## Task directions
From the records below, please return each line that holds the word "circle".

Provided records Start Marker

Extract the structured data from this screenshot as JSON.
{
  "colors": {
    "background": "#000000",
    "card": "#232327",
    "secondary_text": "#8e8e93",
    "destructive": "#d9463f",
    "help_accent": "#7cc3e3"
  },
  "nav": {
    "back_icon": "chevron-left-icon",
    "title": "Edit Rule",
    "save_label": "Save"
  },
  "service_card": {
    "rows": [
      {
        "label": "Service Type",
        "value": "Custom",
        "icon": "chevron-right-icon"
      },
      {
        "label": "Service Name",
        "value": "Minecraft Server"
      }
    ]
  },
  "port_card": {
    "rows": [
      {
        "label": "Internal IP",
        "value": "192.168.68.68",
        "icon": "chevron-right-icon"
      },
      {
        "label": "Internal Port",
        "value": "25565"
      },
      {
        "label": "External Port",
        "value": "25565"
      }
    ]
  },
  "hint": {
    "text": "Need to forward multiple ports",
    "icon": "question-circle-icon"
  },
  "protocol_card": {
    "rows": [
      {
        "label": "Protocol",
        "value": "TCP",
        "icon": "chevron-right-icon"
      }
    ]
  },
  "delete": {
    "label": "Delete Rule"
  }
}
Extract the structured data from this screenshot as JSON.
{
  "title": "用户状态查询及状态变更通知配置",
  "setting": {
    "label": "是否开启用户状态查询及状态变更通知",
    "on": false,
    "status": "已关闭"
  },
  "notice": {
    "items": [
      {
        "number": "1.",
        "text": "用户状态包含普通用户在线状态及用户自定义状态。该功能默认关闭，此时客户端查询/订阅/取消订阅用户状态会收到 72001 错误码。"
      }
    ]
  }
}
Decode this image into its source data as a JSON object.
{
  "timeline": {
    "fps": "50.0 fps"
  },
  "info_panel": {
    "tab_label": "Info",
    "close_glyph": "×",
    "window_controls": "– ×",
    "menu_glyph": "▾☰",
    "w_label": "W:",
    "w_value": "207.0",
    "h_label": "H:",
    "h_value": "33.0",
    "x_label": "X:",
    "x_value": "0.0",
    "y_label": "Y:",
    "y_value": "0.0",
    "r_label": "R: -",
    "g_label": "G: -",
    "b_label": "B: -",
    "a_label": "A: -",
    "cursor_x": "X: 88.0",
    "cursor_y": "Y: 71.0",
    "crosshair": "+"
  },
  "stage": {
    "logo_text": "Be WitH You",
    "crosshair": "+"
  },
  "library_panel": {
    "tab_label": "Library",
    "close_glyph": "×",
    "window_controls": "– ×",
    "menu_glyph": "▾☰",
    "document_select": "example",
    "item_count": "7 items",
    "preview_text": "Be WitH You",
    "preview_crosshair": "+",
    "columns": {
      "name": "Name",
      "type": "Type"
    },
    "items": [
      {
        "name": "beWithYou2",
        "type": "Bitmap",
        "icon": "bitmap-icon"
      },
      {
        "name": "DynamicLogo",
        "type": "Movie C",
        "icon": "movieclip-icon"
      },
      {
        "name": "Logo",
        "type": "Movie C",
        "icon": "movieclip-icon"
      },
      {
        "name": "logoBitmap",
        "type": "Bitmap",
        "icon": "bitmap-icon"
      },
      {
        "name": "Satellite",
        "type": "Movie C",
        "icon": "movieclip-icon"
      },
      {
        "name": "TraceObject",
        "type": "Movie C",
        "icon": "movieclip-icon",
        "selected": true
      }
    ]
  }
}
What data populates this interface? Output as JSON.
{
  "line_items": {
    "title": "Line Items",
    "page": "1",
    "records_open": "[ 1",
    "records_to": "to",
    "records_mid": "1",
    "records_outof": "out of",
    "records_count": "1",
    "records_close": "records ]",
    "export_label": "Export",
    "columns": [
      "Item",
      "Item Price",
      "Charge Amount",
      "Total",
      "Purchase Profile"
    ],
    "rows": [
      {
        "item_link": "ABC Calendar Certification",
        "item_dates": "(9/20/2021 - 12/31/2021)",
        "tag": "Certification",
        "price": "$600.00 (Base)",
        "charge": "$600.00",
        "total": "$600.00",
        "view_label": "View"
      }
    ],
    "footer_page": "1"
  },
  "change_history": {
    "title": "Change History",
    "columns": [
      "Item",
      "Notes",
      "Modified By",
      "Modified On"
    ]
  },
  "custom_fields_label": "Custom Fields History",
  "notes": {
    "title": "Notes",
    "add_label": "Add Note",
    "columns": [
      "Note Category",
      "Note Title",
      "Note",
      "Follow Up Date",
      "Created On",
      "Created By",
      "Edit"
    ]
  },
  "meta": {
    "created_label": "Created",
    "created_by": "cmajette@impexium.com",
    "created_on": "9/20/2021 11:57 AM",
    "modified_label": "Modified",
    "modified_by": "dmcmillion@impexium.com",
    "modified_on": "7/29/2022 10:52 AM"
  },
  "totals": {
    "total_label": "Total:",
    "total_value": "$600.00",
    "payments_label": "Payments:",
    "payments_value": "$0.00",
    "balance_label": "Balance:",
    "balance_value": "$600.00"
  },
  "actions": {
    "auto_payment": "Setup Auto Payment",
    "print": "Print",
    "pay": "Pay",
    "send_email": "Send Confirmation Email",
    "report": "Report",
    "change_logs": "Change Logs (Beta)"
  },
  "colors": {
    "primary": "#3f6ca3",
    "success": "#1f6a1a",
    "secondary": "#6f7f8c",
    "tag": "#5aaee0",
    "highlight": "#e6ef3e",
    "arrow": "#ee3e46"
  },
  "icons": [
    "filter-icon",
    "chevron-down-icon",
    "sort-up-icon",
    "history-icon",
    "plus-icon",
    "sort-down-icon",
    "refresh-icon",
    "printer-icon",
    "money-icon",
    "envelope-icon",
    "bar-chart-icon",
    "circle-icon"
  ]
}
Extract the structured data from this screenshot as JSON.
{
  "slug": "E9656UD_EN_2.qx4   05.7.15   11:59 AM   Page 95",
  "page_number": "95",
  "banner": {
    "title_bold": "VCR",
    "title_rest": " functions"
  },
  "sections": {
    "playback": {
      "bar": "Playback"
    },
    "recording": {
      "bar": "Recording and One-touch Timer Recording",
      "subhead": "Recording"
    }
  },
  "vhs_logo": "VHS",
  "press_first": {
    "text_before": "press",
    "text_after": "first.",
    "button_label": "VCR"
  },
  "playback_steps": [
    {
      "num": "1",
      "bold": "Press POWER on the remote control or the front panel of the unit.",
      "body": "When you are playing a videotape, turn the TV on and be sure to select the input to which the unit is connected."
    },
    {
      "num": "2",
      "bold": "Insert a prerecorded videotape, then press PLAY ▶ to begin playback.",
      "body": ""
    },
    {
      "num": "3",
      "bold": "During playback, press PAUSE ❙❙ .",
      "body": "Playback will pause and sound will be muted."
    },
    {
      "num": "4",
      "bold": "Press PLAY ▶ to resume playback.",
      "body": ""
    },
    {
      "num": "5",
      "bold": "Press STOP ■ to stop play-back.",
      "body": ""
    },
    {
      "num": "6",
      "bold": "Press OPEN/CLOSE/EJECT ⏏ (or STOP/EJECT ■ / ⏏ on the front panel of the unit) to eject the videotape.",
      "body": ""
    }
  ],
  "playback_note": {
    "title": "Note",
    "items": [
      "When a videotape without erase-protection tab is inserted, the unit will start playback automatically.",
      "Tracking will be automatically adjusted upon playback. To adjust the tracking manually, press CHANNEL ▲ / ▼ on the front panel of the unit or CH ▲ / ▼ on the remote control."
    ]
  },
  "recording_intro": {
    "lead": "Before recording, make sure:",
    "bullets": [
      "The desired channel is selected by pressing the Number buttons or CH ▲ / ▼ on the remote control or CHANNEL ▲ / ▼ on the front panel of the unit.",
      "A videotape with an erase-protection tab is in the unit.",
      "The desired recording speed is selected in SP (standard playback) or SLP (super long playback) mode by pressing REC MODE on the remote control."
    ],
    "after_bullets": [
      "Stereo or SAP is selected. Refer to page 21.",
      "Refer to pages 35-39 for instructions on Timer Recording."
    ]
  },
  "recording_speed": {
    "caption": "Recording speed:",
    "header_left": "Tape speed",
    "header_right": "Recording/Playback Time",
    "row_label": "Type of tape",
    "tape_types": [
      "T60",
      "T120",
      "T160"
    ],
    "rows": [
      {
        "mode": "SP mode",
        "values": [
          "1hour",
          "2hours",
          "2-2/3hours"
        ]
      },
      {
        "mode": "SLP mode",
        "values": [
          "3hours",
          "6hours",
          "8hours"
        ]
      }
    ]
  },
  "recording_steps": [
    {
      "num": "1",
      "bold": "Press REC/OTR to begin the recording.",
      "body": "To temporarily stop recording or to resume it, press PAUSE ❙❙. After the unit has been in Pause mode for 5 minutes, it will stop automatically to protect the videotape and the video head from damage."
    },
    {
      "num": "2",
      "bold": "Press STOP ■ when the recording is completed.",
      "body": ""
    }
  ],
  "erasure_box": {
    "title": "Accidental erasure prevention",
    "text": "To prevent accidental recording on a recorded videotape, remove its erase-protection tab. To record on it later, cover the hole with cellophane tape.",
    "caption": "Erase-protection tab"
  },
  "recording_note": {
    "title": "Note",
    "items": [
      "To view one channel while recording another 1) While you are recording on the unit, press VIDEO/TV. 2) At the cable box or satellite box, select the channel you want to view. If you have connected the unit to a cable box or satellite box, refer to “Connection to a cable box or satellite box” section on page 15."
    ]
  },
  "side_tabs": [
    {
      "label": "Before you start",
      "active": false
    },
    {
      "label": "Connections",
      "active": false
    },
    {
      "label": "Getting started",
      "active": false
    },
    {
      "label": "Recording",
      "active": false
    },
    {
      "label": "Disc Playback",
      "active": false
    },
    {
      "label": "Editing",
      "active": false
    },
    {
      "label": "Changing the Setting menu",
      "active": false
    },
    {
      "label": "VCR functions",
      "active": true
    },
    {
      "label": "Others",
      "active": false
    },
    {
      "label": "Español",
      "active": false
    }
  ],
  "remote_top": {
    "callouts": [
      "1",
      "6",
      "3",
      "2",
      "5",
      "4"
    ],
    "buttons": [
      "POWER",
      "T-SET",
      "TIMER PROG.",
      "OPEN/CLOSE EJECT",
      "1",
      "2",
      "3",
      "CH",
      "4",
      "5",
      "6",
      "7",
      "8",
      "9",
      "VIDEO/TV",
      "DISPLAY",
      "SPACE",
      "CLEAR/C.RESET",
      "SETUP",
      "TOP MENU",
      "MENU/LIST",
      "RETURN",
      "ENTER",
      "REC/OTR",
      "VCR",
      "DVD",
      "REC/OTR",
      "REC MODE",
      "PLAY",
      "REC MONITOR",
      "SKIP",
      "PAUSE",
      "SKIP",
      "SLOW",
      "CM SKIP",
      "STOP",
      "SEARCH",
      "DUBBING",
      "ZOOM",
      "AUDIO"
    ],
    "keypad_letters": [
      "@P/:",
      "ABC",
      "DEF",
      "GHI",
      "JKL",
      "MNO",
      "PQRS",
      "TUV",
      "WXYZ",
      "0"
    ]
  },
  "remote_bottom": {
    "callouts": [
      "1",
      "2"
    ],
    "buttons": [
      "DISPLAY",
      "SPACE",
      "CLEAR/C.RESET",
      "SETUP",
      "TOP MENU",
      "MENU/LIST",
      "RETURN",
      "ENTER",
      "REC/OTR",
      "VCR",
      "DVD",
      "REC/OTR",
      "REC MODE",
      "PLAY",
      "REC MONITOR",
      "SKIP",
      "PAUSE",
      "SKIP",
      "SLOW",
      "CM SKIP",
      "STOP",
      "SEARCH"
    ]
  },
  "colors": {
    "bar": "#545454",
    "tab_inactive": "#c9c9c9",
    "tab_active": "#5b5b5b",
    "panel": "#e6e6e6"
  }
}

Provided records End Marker

## Completed exercise
    "icon": "question-circle-icon"
    "circle-icon"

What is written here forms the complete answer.